__WHAT YOU NEED TO DO__:
Scan the lines below and report each one containing "this" by copying it.

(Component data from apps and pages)
BEGIN
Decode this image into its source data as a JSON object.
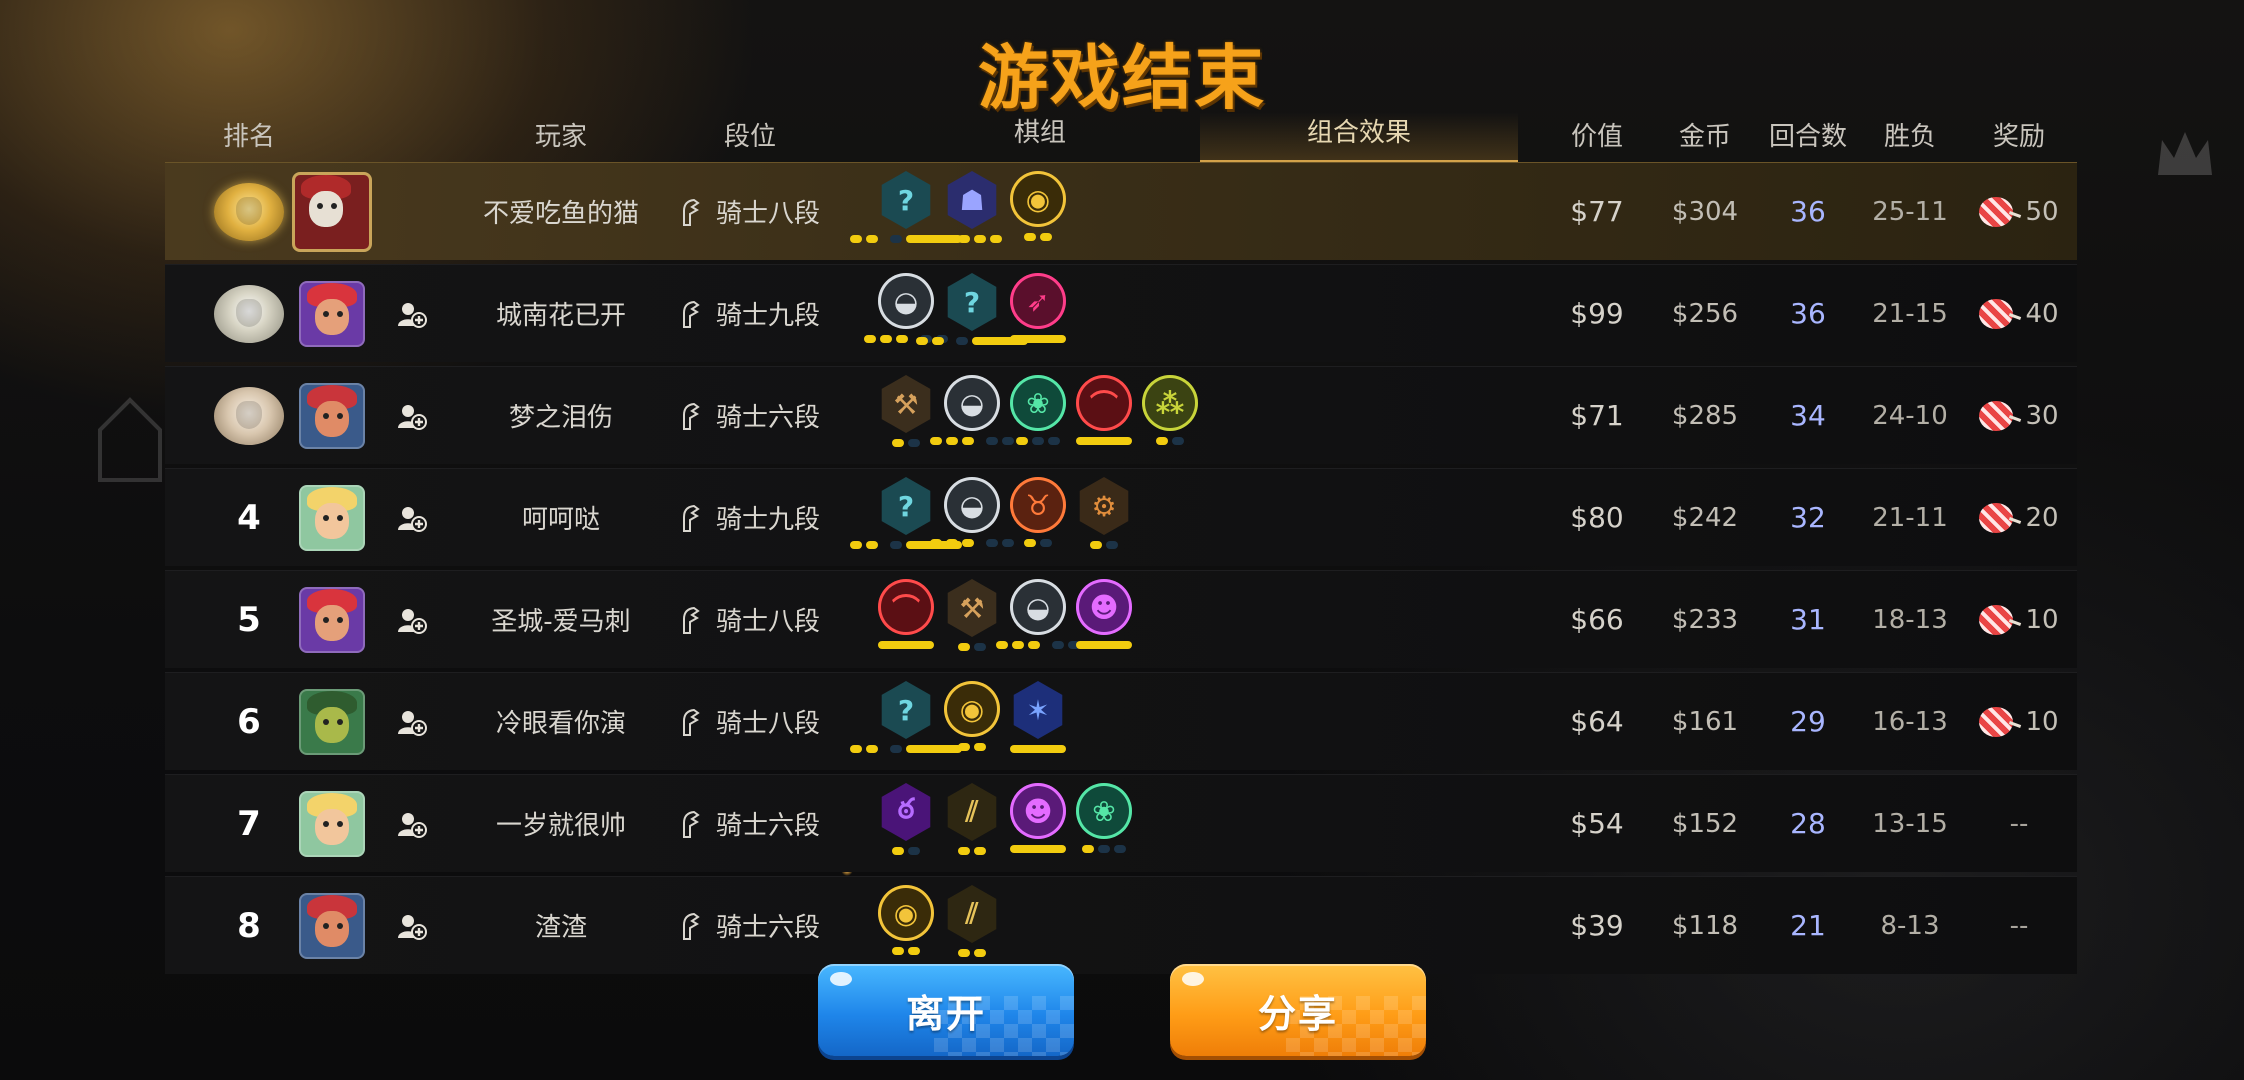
{
  "title": "游戏结束",
  "headers": {
    "rank": "排名",
    "player": "玩家",
    "tier": "段位",
    "board": "棋组",
    "synergy": "组合效果",
    "value": "价值",
    "gold": "金币",
    "rounds": "回合数",
    "winloss": "胜负",
    "reward": "奖励"
  },
  "rows": [
    {
      "rank_display": "medal-gold",
      "name": "不爱吃鱼的猫",
      "tier": "骑士八段",
      "value": "$77",
      "gold": "$304",
      "rounds": "36",
      "winloss": "25-11",
      "reward": "50",
      "has_reward": true,
      "avatar": "mask",
      "syn": [
        "crest-teal",
        "crest-purple",
        "eye-gold"
      ]
    },
    {
      "rank_display": "medal-silver",
      "name": "城南花已开",
      "tier": "骑士九段",
      "value": "$99",
      "gold": "$256",
      "rounds": "36",
      "winloss": "21-15",
      "reward": "40",
      "has_reward": true,
      "avatar": "pirate",
      "syn": [
        "cap-gray",
        "crest-teal",
        "bat-pink"
      ]
    },
    {
      "rank_display": "medal-bronze",
      "name": "梦之泪伤",
      "tier": "骑士六段",
      "value": "$71",
      "gold": "$285",
      "rounds": "34",
      "winloss": "24-10",
      "reward": "30",
      "has_reward": true,
      "avatar": "red-girl",
      "syn": [
        "axe-brown",
        "cap-gray",
        "paw-green",
        "arc-red",
        "triple-olive"
      ]
    },
    {
      "rank_display": "4",
      "name": "呵呵哒",
      "tier": "骑士九段",
      "value": "$80",
      "gold": "$242",
      "rounds": "32",
      "winloss": "21-11",
      "reward": "20",
      "has_reward": true,
      "avatar": "elf",
      "syn": [
        "crest-teal",
        "cap-gray",
        "horn-orange",
        "gear-brown"
      ]
    },
    {
      "rank_display": "5",
      "name": "圣城-爱马刺",
      "tier": "骑士八段",
      "value": "$66",
      "gold": "$233",
      "rounds": "31",
      "winloss": "18-13",
      "reward": "10",
      "has_reward": true,
      "avatar": "pirate",
      "syn": [
        "arc-red",
        "axe-brown",
        "cap-gray",
        "demon-purple"
      ]
    },
    {
      "rank_display": "6",
      "name": "冷眼看你演",
      "tier": "骑士八段",
      "value": "$64",
      "gold": "$161",
      "rounds": "29",
      "winloss": "16-13",
      "reward": "10",
      "has_reward": true,
      "avatar": "frog",
      "syn": [
        "crest-teal",
        "eye-gold",
        "dragon-blue"
      ]
    },
    {
      "rank_display": "7",
      "name": "一岁就很帅",
      "tier": "骑士六段",
      "value": "$54",
      "gold": "$152",
      "rounds": "28",
      "winloss": "13-15",
      "reward": "--",
      "has_reward": false,
      "avatar": "elf",
      "syn": [
        "flame-purple",
        "claw-gold",
        "demon-purple",
        "paw-green"
      ]
    },
    {
      "rank_display": "8",
      "name": "渣渣",
      "tier": "骑士六段",
      "value": "$39",
      "gold": "$118",
      "rounds": "21",
      "winloss": "8-13",
      "reward": "--",
      "has_reward": false,
      "avatar": "red-girl",
      "syn": [
        "eye-gold",
        "claw-gold"
      ]
    }
  ],
  "buttons": {
    "leave": "离开",
    "share": "分享"
  },
  "colors": {
    "title": "#f6a21a",
    "rounds": "#a9b6ff",
    "pip_on": "#f2cc0f",
    "leave": "#1f86ea",
    "share": "#ff9d17"
  }
}
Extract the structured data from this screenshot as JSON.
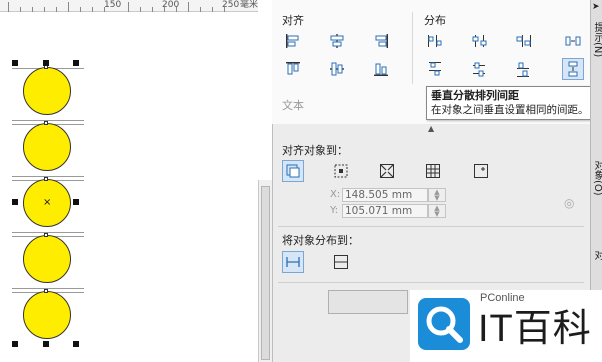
{
  "ruler": {
    "labels": [
      "150",
      "200",
      "250",
      "毫米"
    ]
  },
  "panel": {
    "align_title": "对齐",
    "distribute_title": "分布",
    "text_section": "文本",
    "align_to_title": "对齐对象到：",
    "x_label": "X:",
    "x_value": "148.505 mm",
    "y_label": "Y:",
    "y_value": "105.071 mm",
    "distribute_to_title": "将对象分布到："
  },
  "tooltip": {
    "title": "垂直分散排列间距",
    "description": "在对象之间垂直设置相同的间距。"
  },
  "dock_tabs": [
    "提示(N)",
    "对象(O)",
    "对"
  ],
  "watermark": {
    "site": "PConline",
    "brand": "IT百科"
  },
  "colors": {
    "shape_fill": "#ffed00",
    "panel_bg": "#ececec"
  }
}
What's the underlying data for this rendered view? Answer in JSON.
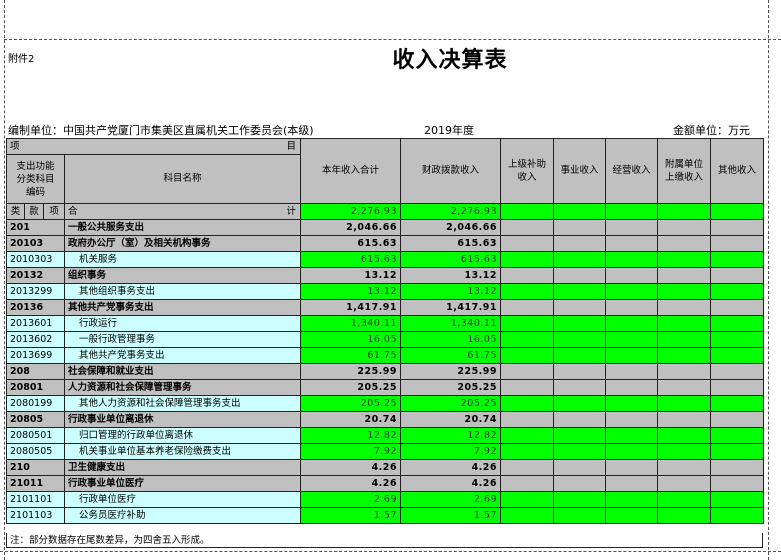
{
  "attachment": "附件2",
  "title": "收入决算表",
  "org_label": "编制单位：中国共产党厦门市集美区直属机关工作委员会(本级)",
  "year": "2019年度",
  "unit": "金额单位：万元",
  "header": {
    "xiang": "项",
    "mu": "目",
    "code_header": "支出功能分类科目编码",
    "name_header": "科目名称",
    "cols": [
      "本年收入合计",
      "财政拨款收入",
      "上级补助收入",
      "事业收入",
      "经营收入",
      "附属单位上缴收入",
      "其他收入"
    ],
    "lei": "类",
    "kuan": "款",
    "xiang2": "项",
    "he": "合",
    "ji": "计"
  },
  "total": {
    "amount": "2,276.93",
    "fiscal": "2,276.93"
  },
  "rows": [
    {
      "code": "201",
      "name": "一般公共服务支出",
      "amount": "2,046.66",
      "fiscal": "2,046.66",
      "level": 1
    },
    {
      "code": "20103",
      "name": "政府办公厅（室）及相关机构事务",
      "amount": "615.63",
      "fiscal": "615.63",
      "level": 1
    },
    {
      "code": "2010303",
      "name": "机关服务",
      "amount": "615.63",
      "fiscal": "615.63",
      "level": 3
    },
    {
      "code": "20132",
      "name": "组织事务",
      "amount": "13.12",
      "fiscal": "13.12",
      "level": 1
    },
    {
      "code": "2013299",
      "name": "其他组织事务支出",
      "amount": "13.12",
      "fiscal": "13.12",
      "level": 3
    },
    {
      "code": "20136",
      "name": "其他共产党事务支出",
      "amount": "1,417.91",
      "fiscal": "1,417.91",
      "level": 1
    },
    {
      "code": "2013601",
      "name": "行政运行",
      "amount": "1,340.11",
      "fiscal": "1,340.11",
      "level": 3
    },
    {
      "code": "2013602",
      "name": "一般行政管理事务",
      "amount": "16.05",
      "fiscal": "16.05",
      "level": 3
    },
    {
      "code": "2013699",
      "name": "其他共产党事务支出",
      "amount": "61.75",
      "fiscal": "61.75",
      "level": 3
    },
    {
      "code": "208",
      "name": "社会保障和就业支出",
      "amount": "225.99",
      "fiscal": "225.99",
      "level": 1
    },
    {
      "code": "20801",
      "name": "人力资源和社会保障管理事务",
      "amount": "205.25",
      "fiscal": "205.25",
      "level": 1
    },
    {
      "code": "2080199",
      "name": "其他人力资源和社会保障管理事务支出",
      "amount": "205.25",
      "fiscal": "205.25",
      "level": 3
    },
    {
      "code": "20805",
      "name": "行政事业单位离退休",
      "amount": "20.74",
      "fiscal": "20.74",
      "level": 1
    },
    {
      "code": "2080501",
      "name": "归口管理的行政单位离退休",
      "amount": "12.82",
      "fiscal": "12.82",
      "level": 3
    },
    {
      "code": "2080505",
      "name": "机关事业单位基本养老保险缴费支出",
      "amount": "7.92",
      "fiscal": "7.92",
      "level": 3
    },
    {
      "code": "210",
      "name": "卫生健康支出",
      "amount": "4.26",
      "fiscal": "4.26",
      "level": 1
    },
    {
      "code": "21011",
      "name": "行政事业单位医疗",
      "amount": "4.26",
      "fiscal": "4.26",
      "level": 1
    },
    {
      "code": "2101101",
      "name": "行政单位医疗",
      "amount": "2.69",
      "fiscal": "2.69",
      "level": 3
    },
    {
      "code": "2101103",
      "name": "公务员医疗补助",
      "amount": "1.57",
      "fiscal": "1.57",
      "level": 3
    }
  ],
  "note": "注：部分数据存在尾数差异，为四舍五入形成。"
}
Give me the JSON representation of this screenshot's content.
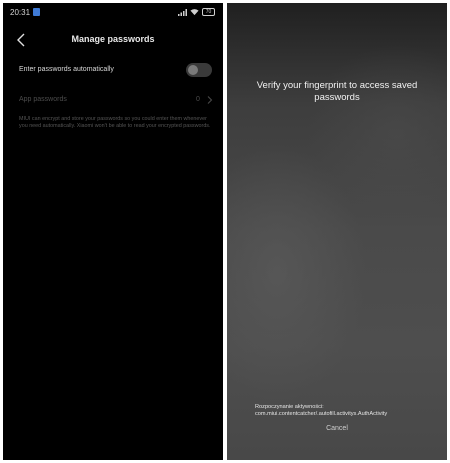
{
  "status_bar": {
    "time": "20:31",
    "battery": "70"
  },
  "manage": {
    "title": "Manage passwords",
    "auto_fill_label": "Enter passwords automatically",
    "auto_fill_enabled": false,
    "app_passwords_label": "App passwords",
    "app_passwords_count": "0",
    "description": "MIUI can encrypt and store your passwords so you could enter them whenever you need automatically. Xiaomi won't be able to read your encrypted passwords."
  },
  "auth": {
    "title": "Verify your fingerprint to access saved passwords",
    "activity_line1": "Rozpoczynanie aktywności:",
    "activity_line2": "com.miui.contentcatcher/.autofill.activitys.AuthActivity",
    "cancel_label": "Cancel"
  },
  "icons": {
    "back": "chevron-left-icon",
    "notification": "notification-badge-icon",
    "signal": "signal-icon",
    "wifi": "wifi-icon",
    "battery": "battery-icon",
    "chevron": "chevron-right-icon"
  },
  "colors": {
    "background_dark": "#000000",
    "text_primary": "#e8e8e8",
    "text_disabled": "#4c4c4c",
    "toggle_track": "#3a3a3a",
    "notification_badge": "#3f7bd6"
  }
}
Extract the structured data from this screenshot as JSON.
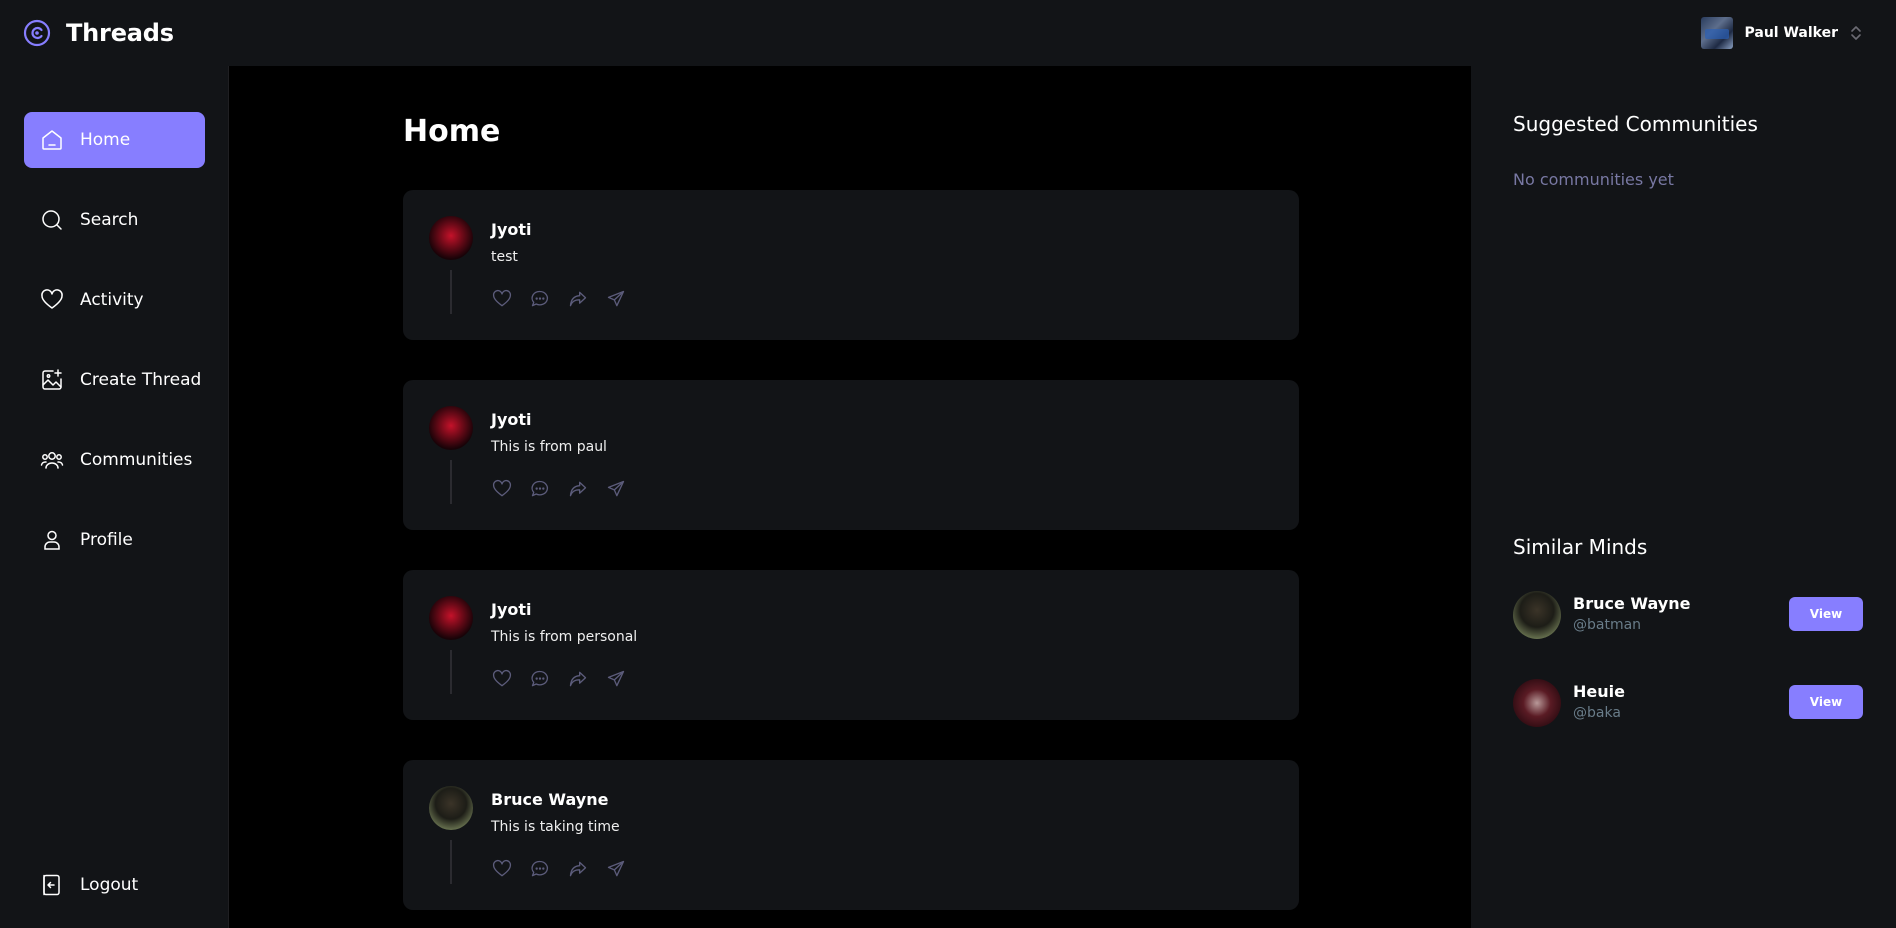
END
__WRITTEN REPLY__:
Decode this image into its source data as a JSON object.
Extract the structured data from this screenshot as JSON.
What's the underlying data for this rendered view? Answer in JSON.
Give me the JSON representation of this screenshot's content.
Extract the structured data from this screenshot as JSON.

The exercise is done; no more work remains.